Peanut Butter Used to Diagnose Alzheimer's
Early stage Alzheimer’s disease can be diagnosed with a simple test involving a ruler and cup of peanut butter according to researchers at the UF McKnight Brain Institute Center for Smell and Taste.
During cognitive decline, one of the first areas of the brain to be effected is the first cranial nerve, which is involved with the ability to smell. While observing researchers in the UF College of Medicine’s department of neurology, graduate student Jennifer Stamps realized researchers were not testing patients’ sense of smell.
Peanut Allergy Diagnosis: As Simple as Ara h 1, 2, and 3
Fixing Peanut Allergy by Eating Peanuts
“Dr. Heilman (Professor of Neurology and Health Psychology) said, ‘If you can come up with something quick and inexpensive, we can do it,’” Stamps said.
Clinicians would hold a cup filled with 1 Tbsp of peanut butter while patients closed their eyes, mouth, and 1 nostril. Using a ruler, the clinician would measure the distance at which the patient was able to detect the smell of the peanut butter.
Researchers found that those patients in the early stages of Alzheimer’s disease had dramatic differences in performance between their left and right nostril.
“At the moment, we can use this test to confirm diagnosis,” Stamps said. “But we plan to study patients with mild cognitive impairment to see if this test might be used to predict which patients are going to get Alzheimer’s disease.”

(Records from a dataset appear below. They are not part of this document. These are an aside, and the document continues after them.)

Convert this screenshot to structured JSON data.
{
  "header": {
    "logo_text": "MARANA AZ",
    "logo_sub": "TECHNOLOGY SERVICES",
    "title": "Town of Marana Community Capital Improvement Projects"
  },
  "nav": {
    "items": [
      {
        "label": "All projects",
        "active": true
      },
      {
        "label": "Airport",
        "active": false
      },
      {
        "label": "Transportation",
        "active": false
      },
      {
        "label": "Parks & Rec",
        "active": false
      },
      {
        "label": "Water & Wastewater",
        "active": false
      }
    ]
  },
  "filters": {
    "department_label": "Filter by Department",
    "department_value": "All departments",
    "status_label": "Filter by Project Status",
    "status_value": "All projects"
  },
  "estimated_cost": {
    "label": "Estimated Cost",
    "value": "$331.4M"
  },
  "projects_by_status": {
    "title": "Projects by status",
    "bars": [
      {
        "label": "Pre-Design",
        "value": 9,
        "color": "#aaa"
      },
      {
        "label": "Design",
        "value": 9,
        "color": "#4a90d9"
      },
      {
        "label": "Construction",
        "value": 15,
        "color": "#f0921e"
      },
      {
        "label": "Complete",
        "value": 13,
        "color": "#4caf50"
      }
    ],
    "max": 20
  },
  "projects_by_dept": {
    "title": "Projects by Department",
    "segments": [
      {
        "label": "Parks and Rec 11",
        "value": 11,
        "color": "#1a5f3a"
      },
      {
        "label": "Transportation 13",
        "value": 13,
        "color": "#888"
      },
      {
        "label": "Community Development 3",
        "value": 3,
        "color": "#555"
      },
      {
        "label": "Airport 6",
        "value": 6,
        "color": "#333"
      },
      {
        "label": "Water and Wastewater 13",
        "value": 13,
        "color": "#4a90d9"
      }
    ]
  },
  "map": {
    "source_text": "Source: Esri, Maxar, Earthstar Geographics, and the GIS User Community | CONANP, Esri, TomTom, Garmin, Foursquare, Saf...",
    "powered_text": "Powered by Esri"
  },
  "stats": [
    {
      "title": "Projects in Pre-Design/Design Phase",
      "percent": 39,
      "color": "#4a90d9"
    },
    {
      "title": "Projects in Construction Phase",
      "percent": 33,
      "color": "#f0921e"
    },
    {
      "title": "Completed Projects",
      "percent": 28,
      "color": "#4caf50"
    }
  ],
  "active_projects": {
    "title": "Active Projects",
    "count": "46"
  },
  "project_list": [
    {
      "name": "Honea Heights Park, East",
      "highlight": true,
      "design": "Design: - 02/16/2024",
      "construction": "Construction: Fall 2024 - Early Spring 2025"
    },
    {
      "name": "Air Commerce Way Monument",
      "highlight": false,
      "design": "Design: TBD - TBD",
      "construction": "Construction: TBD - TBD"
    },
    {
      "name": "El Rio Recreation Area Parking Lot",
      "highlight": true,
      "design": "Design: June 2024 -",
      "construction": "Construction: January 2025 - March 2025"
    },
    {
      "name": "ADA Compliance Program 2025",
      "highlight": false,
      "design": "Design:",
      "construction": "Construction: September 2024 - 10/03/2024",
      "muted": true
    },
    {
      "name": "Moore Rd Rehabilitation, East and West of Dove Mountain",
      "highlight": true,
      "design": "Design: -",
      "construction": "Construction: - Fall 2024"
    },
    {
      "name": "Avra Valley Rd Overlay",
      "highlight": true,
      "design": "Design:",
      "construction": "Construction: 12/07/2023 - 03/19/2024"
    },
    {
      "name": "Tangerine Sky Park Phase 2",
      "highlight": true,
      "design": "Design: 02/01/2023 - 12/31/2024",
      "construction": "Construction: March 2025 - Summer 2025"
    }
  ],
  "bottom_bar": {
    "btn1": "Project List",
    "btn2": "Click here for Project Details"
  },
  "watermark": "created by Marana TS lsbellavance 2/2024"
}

For a video demonstration of the test, visit the University of Florida News.
UF researchers find that ‘peanut butter’ test can help diagnose Alzheimer’s disease. University of Florida News.